** Opening Dataset content block **

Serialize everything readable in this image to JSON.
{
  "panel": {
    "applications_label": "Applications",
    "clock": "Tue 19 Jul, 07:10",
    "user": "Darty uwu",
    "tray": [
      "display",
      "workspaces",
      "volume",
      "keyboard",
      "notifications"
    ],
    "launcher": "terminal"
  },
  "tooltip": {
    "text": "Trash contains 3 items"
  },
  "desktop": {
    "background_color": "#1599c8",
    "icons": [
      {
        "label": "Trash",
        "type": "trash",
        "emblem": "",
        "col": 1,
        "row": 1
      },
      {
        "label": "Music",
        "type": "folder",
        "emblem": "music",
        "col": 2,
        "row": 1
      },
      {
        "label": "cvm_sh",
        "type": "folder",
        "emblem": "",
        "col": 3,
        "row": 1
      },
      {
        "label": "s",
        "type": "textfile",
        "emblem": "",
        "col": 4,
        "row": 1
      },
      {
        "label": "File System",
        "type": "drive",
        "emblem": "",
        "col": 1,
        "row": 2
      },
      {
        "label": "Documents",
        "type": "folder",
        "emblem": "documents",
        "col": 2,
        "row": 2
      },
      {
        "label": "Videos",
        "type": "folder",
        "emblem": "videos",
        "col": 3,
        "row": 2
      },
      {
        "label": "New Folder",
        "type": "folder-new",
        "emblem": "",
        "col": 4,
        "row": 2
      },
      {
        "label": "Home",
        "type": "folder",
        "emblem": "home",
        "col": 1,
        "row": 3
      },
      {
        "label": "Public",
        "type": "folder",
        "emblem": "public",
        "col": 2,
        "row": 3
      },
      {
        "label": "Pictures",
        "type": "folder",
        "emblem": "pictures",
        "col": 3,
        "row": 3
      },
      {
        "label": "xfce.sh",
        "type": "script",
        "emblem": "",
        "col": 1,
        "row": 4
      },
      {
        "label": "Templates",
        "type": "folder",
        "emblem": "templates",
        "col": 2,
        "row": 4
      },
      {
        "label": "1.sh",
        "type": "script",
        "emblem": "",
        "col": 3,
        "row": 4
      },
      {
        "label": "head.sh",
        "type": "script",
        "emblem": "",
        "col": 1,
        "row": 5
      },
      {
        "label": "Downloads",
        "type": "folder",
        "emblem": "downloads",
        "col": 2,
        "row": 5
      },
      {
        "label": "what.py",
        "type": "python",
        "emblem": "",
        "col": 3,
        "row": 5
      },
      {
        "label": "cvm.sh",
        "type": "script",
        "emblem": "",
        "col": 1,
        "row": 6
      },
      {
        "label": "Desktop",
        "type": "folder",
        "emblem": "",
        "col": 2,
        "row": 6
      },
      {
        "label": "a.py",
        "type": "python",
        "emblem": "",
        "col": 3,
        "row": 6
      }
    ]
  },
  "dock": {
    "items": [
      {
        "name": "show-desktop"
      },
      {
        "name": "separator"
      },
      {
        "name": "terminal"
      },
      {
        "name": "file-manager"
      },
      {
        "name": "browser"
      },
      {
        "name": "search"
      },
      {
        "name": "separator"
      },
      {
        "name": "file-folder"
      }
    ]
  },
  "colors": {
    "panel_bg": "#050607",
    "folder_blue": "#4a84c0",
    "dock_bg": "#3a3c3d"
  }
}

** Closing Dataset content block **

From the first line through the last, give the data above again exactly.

Serialize everything readable in this image to JSON.
{
  "panel": {
    "applications_label": "Applications",
    "clock": "Tue 19 Jul, 07:10",
    "user": "Darty uwu",
    "tray": [
      "display",
      "workspaces",
      "volume",
      "keyboard",
      "notifications"
    ],
    "launcher": "terminal"
  },
  "tooltip": {
    "text": "Trash contains 3 items"
  },
  "desktop": {
    "background_color": "#1599c8",
    "icons": [
      {
        "label": "Trash",
        "type": "trash",
        "emblem": "",
        "col": 1,
        "row": 1
      },
      {
        "label": "Music",
        "type": "folder",
        "emblem": "music",
        "col": 2,
        "row": 1
      },
      {
        "label": "cvm_sh",
        "type": "folder",
        "emblem": "",
        "col": 3,
        "row": 1
      },
      {
        "label": "s",
        "type": "textfile",
        "emblem": "",
        "col": 4,
        "row": 1
      },
      {
        "label": "File System",
        "type": "drive",
        "emblem": "",
        "col": 1,
        "row": 2
      },
      {
        "label": "Documents",
        "type": "folder",
        "emblem": "documents",
        "col": 2,
        "row": 2
      },
      {
        "label": "Videos",
        "type": "folder",
        "emblem": "videos",
        "col": 3,
        "row": 2
      },
      {
        "label": "New Folder",
        "type": "folder-new",
        "emblem": "",
        "col": 4,
        "row": 2
      },
      {
        "label": "Home",
        "type": "folder",
        "emblem": "home",
        "col": 1,
        "row": 3
      },
      {
        "label": "Public",
        "type": "folder",
        "emblem": "public",
        "col": 2,
        "row": 3
      },
      {
        "label": "Pictures",
        "type": "folder",
        "emblem": "pictures",
        "col": 3,
        "row": 3
      },
      {
        "label": "xfce.sh",
        "type": "script",
        "emblem": "",
        "col": 1,
        "row": 4
      },
      {
        "label": "Templates",
        "type": "folder",
        "emblem": "templates",
        "col": 2,
        "row": 4
      },
      {
        "label": "1.sh",
        "type": "script",
        "emblem": "",
        "col": 3,
        "row": 4
      },
      {
        "label": "head.sh",
        "type": "script",
        "emblem": "",
        "col": 1,
        "row": 5
      },
      {
        "label": "Downloads",
        "type": "folder",
        "emblem": "downloads",
        "col": 2,
        "row": 5
      },
      {
        "label": "what.py",
        "type": "python",
        "emblem": "",
        "col": 3,
        "row": 5
      },
      {
        "label": "cvm.sh",
        "type": "script",
        "emblem": "",
        "col": 1,
        "row": 6
      },
      {
        "label": "Desktop",
        "type": "folder",
        "emblem": "",
        "col": 2,
        "row": 6
      },
      {
        "label": "a.py",
        "type": "python",
        "emblem": "",
        "col": 3,
        "row": 6
      }
    ]
  },
  "dock": {
    "items": [
      {
        "name": "show-desktop"
      },
      {
        "name": "separator"
      },
      {
        "name": "terminal"
      },
      {
        "name": "file-manager"
      },
      {
        "name": "browser"
      },
      {
        "name": "search"
      },
      {
        "name": "separator"
      },
      {
        "name": "file-folder"
      }
    ]
  },
  "colors": {
    "panel_bg": "#050607",
    "folder_blue": "#4a84c0",
    "dock_bg": "#3a3c3d"
  }
}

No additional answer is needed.